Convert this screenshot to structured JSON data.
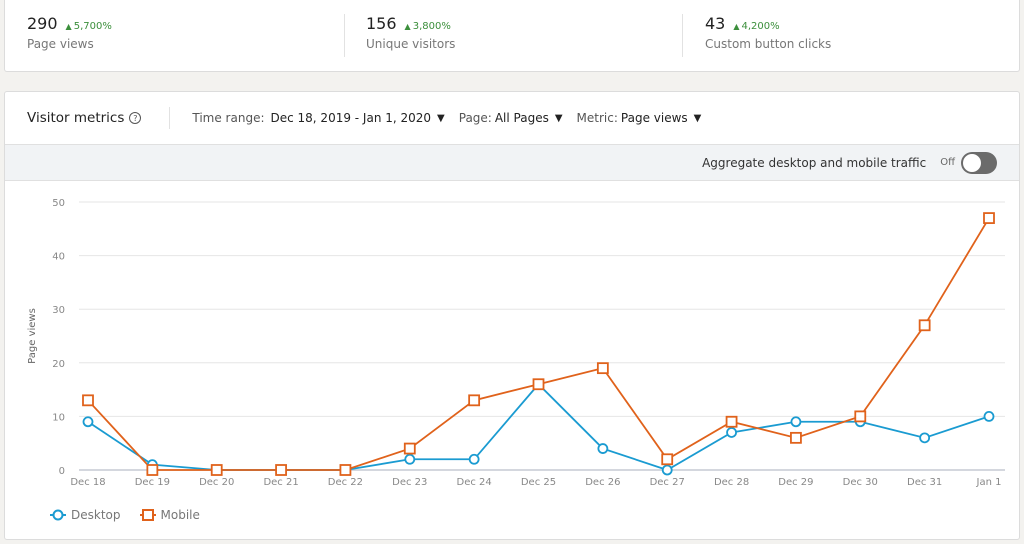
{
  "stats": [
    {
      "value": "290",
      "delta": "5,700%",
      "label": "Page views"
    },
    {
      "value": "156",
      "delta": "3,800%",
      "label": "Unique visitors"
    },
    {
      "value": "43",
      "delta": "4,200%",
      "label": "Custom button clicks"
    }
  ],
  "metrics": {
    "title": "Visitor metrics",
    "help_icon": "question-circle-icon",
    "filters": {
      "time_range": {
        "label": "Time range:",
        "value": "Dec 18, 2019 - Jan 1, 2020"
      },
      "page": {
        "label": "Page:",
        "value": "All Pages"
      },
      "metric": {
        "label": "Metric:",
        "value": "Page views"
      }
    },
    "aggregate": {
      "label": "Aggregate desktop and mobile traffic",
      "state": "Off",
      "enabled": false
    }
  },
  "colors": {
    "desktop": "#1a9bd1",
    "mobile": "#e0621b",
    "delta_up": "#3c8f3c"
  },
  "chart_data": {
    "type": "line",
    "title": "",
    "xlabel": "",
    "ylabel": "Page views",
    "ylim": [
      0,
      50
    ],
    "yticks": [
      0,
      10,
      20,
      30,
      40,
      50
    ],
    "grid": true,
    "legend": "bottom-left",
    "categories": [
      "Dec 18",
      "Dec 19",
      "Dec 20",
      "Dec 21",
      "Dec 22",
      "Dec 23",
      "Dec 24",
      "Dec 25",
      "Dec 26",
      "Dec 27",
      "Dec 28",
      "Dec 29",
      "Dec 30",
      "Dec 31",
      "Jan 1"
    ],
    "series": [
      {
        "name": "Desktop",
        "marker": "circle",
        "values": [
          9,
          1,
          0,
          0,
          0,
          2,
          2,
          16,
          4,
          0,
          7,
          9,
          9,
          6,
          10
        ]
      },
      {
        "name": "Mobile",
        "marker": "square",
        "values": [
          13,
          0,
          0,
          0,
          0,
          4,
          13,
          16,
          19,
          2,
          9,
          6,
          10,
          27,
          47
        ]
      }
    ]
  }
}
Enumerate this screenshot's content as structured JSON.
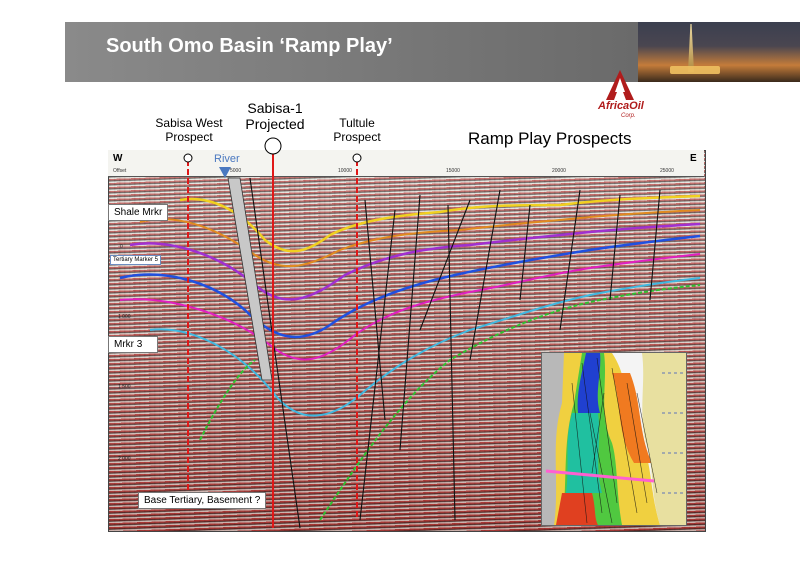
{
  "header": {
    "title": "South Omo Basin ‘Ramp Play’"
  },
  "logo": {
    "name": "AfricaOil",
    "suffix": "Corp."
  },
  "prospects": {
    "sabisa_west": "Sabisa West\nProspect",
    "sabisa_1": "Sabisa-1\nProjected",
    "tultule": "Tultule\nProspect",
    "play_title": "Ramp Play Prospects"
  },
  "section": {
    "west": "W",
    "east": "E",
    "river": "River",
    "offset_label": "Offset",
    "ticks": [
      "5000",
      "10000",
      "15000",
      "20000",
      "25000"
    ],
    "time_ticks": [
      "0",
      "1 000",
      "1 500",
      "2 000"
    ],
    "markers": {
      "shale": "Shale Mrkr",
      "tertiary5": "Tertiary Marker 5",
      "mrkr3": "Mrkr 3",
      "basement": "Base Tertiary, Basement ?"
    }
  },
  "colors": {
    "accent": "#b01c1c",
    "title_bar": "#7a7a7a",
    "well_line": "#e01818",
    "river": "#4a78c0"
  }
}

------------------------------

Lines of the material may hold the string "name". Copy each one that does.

        "name": "Desktop",
        "name": "Mobile",
    "name": "AfricaOil",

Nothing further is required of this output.